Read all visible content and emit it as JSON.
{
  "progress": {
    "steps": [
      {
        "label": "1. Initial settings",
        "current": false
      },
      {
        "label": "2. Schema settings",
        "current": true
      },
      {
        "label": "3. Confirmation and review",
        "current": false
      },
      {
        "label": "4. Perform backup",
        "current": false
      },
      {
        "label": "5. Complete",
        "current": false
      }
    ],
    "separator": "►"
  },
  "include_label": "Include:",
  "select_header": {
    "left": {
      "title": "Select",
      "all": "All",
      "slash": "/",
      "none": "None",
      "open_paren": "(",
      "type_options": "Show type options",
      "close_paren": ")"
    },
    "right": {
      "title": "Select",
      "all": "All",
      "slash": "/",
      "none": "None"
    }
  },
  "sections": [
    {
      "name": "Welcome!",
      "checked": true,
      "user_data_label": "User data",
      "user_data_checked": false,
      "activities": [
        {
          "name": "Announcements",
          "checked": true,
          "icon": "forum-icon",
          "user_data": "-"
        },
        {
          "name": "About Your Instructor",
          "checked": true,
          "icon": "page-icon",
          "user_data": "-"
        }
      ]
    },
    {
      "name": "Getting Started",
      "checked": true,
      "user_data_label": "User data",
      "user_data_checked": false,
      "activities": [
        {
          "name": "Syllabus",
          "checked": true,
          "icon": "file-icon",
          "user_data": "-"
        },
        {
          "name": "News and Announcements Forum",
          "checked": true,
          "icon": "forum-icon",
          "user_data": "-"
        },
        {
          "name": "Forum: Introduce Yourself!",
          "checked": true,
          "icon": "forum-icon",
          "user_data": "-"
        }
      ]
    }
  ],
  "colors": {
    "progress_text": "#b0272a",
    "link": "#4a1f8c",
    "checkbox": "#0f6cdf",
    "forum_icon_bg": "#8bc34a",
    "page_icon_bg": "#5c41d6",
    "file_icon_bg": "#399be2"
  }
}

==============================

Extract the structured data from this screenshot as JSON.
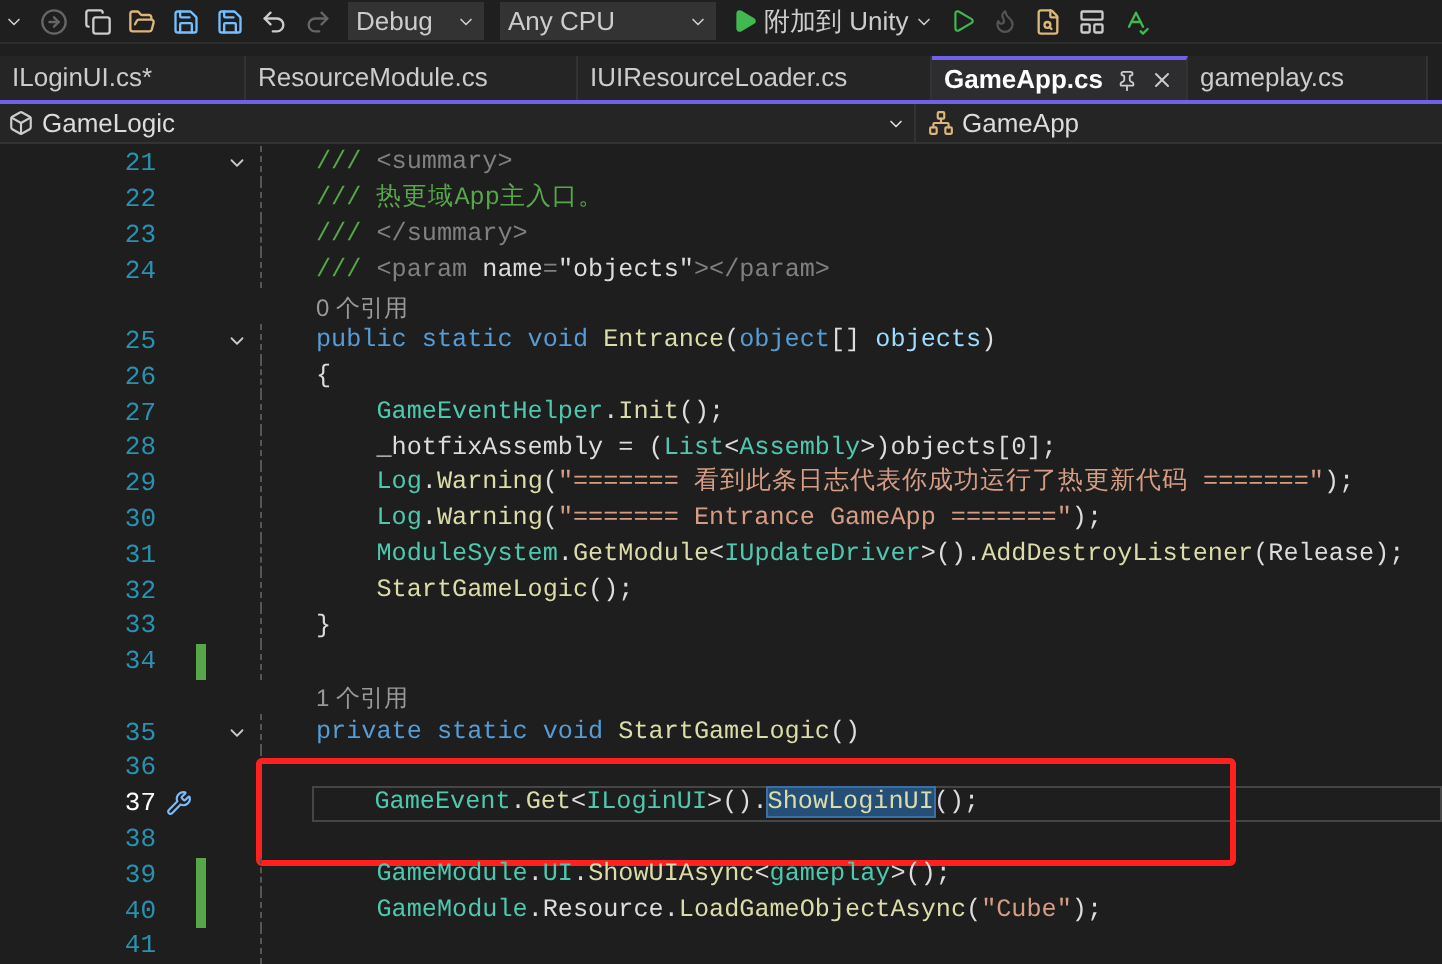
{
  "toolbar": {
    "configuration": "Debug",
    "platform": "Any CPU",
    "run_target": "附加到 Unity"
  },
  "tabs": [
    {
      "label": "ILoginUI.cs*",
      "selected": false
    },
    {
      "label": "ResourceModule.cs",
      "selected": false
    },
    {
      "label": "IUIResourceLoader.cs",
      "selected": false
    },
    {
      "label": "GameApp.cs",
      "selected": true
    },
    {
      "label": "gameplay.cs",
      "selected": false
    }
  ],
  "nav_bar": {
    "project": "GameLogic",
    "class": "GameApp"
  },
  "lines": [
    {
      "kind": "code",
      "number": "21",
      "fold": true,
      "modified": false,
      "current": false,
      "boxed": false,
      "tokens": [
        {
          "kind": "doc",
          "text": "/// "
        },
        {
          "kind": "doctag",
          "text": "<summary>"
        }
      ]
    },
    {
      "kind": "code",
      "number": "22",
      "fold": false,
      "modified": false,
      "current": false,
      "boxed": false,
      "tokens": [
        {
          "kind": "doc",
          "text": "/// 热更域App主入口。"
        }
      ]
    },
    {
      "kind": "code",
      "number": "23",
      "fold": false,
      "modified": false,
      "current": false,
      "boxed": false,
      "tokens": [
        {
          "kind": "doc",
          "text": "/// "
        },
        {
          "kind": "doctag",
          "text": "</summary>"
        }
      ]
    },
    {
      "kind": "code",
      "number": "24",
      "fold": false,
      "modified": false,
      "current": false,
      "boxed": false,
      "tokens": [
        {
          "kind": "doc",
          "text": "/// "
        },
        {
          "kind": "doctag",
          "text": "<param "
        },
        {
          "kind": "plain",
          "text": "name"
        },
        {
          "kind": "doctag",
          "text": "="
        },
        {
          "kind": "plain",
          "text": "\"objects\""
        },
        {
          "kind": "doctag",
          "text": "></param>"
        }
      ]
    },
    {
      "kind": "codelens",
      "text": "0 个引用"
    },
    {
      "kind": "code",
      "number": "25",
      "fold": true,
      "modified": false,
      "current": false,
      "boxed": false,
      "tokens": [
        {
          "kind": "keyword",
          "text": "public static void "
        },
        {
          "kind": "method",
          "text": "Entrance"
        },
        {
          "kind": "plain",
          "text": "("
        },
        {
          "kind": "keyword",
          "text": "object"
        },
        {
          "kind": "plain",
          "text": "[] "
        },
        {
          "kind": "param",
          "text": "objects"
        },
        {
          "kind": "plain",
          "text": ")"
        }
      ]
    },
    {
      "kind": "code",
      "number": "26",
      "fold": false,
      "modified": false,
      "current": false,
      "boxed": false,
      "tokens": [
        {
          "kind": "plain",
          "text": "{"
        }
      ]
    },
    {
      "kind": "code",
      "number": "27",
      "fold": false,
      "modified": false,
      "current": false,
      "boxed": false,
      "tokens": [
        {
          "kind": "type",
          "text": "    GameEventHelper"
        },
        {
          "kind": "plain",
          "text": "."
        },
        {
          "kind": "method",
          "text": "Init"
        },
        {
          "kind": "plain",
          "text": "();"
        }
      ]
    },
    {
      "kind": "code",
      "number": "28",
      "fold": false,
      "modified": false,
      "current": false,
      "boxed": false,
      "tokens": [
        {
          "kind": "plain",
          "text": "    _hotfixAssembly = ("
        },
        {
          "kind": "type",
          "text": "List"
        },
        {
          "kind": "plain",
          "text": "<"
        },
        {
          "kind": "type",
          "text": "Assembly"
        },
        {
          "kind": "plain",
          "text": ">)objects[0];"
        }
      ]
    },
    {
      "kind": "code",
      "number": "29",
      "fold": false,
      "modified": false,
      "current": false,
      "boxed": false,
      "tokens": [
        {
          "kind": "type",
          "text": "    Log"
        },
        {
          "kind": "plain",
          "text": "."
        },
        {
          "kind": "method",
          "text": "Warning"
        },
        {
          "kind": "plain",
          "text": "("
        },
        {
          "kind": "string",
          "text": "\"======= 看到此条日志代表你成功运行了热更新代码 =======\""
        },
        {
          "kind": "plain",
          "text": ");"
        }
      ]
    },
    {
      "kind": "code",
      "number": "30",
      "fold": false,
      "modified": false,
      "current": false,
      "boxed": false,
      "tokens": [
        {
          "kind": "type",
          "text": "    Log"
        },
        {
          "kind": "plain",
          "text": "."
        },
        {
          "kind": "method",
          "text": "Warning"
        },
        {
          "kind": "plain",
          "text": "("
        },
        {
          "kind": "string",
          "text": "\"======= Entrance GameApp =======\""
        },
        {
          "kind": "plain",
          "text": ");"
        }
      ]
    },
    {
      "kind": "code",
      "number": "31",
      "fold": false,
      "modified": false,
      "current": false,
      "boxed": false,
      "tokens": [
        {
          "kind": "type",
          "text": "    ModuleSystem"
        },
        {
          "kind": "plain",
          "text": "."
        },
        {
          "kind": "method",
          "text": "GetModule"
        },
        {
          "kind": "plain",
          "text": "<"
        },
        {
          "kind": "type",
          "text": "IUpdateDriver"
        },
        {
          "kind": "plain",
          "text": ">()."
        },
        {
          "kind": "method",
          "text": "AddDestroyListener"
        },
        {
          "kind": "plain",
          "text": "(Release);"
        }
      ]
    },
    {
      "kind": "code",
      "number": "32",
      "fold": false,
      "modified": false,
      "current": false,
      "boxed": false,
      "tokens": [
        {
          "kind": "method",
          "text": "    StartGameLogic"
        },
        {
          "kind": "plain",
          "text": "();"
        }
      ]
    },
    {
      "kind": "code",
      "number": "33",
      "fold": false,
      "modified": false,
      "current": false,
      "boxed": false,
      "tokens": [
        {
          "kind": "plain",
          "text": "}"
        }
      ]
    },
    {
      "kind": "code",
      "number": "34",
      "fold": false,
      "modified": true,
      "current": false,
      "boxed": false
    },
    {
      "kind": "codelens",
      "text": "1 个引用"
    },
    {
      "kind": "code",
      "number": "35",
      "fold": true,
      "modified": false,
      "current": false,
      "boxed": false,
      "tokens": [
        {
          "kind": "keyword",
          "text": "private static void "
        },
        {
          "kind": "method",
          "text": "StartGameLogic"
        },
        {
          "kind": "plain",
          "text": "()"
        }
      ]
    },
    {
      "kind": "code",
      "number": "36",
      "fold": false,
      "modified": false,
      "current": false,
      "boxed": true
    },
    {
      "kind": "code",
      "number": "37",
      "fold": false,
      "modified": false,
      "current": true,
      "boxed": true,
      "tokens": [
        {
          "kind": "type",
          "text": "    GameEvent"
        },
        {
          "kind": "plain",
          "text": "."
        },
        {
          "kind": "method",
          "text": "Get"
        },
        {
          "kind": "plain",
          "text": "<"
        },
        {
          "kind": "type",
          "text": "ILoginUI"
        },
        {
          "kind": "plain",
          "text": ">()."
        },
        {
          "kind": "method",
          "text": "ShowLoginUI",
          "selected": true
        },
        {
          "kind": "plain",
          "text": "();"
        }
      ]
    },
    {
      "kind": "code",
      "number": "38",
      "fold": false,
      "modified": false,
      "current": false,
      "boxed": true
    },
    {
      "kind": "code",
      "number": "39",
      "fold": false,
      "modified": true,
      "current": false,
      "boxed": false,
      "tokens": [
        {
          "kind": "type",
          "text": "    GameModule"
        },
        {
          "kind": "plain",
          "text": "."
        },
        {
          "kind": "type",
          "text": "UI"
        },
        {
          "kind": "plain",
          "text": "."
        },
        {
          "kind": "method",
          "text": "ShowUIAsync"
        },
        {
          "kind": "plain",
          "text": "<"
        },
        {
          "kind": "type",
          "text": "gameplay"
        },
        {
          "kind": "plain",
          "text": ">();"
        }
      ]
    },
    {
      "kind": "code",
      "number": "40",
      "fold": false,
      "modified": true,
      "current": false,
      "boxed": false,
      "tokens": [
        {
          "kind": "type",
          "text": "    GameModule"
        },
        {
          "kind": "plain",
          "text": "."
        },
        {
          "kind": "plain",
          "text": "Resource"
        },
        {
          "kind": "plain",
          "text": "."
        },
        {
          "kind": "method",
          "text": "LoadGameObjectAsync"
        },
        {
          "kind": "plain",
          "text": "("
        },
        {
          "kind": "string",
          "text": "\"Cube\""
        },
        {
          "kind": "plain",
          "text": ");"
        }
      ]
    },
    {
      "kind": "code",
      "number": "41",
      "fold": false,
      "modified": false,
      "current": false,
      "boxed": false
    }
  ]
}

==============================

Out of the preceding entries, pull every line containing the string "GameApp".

→ **Written solution**
      "label": "GameApp.cs",
    "class": "GameApp"
          "text": "\"======= Entrance GameApp =======\""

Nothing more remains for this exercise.